Records: Begin

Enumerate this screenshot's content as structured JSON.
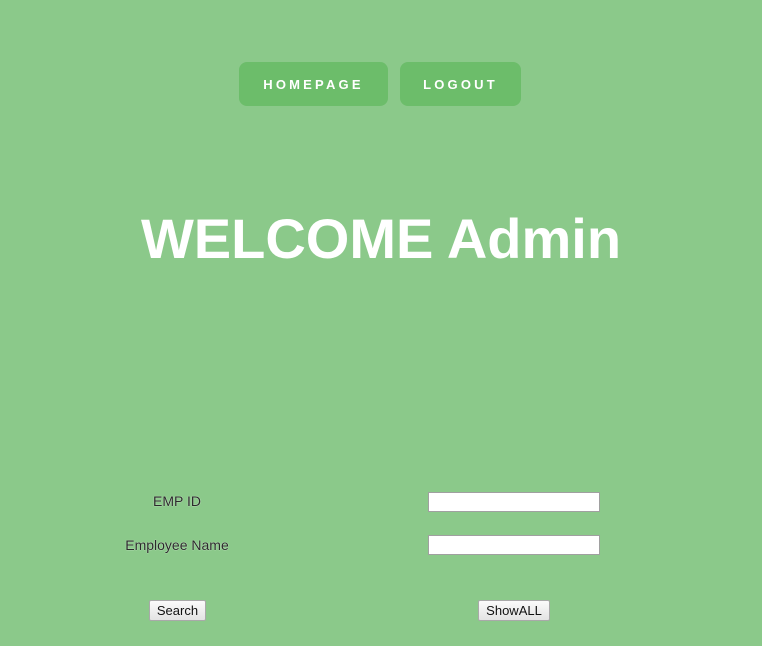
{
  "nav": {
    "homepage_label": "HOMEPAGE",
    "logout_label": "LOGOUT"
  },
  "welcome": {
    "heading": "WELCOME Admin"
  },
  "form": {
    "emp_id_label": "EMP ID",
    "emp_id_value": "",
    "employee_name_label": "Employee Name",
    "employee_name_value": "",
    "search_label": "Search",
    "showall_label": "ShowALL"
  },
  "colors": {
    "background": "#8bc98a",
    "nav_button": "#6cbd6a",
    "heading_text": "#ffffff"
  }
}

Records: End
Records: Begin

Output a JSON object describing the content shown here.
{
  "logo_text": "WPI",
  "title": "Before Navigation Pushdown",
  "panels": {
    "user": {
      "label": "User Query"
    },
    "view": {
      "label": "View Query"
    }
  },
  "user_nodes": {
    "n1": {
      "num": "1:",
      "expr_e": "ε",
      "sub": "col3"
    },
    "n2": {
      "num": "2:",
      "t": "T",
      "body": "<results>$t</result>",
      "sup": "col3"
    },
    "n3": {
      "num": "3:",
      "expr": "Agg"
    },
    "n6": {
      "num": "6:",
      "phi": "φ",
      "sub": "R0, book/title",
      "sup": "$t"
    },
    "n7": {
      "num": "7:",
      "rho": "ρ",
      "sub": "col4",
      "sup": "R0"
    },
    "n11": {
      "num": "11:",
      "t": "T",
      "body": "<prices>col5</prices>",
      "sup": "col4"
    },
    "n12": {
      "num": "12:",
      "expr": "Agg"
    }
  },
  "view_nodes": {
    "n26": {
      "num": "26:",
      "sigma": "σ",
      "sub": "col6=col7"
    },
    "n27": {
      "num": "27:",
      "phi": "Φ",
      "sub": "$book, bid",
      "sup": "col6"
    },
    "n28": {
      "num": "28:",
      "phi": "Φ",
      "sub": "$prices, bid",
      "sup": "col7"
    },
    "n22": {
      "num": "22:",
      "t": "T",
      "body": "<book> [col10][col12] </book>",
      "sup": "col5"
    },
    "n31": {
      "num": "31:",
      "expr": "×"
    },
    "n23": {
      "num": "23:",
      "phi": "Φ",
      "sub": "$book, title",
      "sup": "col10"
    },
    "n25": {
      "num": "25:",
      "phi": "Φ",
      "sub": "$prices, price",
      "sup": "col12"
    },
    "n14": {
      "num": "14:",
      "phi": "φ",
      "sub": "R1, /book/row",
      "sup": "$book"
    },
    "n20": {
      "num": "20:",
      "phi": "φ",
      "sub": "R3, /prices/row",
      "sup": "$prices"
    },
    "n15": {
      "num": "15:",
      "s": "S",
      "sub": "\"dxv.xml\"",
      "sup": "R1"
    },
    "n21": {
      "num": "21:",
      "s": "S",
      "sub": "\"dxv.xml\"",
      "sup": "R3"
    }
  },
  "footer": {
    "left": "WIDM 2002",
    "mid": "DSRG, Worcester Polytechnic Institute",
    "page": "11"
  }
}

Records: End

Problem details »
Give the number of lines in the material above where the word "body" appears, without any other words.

Output for this task »
3